Other points to note? The white fuselage stripes, and the yellow under the nose on the fighters, was painted on directly after the primer and then masked. On the P-47 I painted the yellow stripes over the main paint. Yellow and white are tricky to overpaint (it took several coats on the P-47), and I think this approach was better. I tried three different strategies for the cockpits. I bought a tailor made mask for the Stuka; frustratingly the model actually came with a mask so I didn’t have to do this – and I used the mask that came with the model. On the 190 I cut masking tape for each of the transparent panels leaving the frame exposed. On the 109 I masked the whole cockpit except the edges and painted the frames afterwards. Some modellers swear by masks, but I’m not sure – I don’t think the end result was any better than painting on, though on the Stuka it would have been much too hard to mask the panels by cutting tape. This is only practical on a much simpler canopy, such as that for the 190 (and P-47), where I was pleased with the result. The results on the 109 were fine for my purposes, though the acrylic surface doesn’t take paint that easily and needs a bit of priming (and the white primer needs toning down as it is visible from underneath). The canopy on the Bf 110 is going to be a real challenge, but I think I’ll take the same route as I did with the 109.
Overall I’m very pleased with these models, except on the undersides, which won’t be all that visible in use. I got away with the botching of the patination. A key learning is that, unlike a true aero-modeller, I am aiming for a good effect from a distance, and not to impress with close -up detailing. These models would be a bit of a disaster by the latter standards, especially the fighters, but they work very well for my purposes, as I think the photo shows. They do a good job of evoking Luftwaffe aircraft of that time and place.
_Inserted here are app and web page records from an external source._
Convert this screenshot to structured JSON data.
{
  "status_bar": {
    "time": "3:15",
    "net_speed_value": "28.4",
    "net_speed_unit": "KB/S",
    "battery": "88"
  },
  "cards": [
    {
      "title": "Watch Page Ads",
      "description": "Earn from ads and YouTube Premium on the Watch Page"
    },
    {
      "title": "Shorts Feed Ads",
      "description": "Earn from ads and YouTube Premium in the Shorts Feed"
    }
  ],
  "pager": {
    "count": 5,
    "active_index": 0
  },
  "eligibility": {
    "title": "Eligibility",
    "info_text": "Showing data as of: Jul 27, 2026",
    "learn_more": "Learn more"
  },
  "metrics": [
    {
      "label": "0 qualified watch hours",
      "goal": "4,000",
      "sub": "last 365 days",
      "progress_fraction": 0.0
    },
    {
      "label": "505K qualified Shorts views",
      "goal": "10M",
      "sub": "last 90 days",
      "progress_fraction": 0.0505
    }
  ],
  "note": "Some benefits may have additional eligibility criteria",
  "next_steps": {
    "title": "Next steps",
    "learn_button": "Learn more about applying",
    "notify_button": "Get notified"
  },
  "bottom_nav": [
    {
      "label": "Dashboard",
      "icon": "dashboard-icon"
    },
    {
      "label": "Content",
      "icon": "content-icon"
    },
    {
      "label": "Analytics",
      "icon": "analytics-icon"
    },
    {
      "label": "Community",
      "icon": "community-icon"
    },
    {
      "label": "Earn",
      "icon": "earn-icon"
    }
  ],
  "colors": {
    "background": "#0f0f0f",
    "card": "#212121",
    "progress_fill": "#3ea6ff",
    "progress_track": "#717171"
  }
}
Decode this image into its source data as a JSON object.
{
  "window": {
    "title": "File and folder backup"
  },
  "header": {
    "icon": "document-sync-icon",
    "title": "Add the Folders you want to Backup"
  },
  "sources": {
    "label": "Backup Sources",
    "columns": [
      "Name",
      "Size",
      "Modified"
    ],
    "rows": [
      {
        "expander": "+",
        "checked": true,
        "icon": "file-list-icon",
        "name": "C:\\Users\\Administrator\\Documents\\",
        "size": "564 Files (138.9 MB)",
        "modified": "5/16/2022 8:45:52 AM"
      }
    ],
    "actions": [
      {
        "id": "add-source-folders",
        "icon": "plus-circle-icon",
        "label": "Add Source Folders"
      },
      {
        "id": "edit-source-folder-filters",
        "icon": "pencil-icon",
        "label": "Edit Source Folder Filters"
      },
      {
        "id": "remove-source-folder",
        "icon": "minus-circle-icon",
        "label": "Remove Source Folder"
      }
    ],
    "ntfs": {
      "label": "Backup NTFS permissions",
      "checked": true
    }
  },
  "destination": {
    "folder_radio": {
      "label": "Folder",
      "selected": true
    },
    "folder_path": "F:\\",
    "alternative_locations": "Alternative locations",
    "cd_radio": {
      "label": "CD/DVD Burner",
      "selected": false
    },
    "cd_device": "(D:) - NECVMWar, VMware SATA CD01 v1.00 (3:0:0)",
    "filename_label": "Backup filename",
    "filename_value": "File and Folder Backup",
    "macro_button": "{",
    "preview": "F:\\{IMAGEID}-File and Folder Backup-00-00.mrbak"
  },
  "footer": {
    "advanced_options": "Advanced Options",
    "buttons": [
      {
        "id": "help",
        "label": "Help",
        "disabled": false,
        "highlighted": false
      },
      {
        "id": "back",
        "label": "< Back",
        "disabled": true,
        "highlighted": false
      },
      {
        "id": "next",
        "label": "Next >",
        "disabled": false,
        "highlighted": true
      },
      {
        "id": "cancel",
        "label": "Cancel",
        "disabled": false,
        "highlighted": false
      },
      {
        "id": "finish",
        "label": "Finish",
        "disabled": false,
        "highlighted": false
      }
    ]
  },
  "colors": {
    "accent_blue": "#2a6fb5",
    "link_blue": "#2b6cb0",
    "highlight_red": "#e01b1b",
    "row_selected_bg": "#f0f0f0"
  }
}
In particular fussing around with minor bits of detail, like bringing out panel lines, or showing scuffed paint, isn’t worth it. More comments when I review each model individually.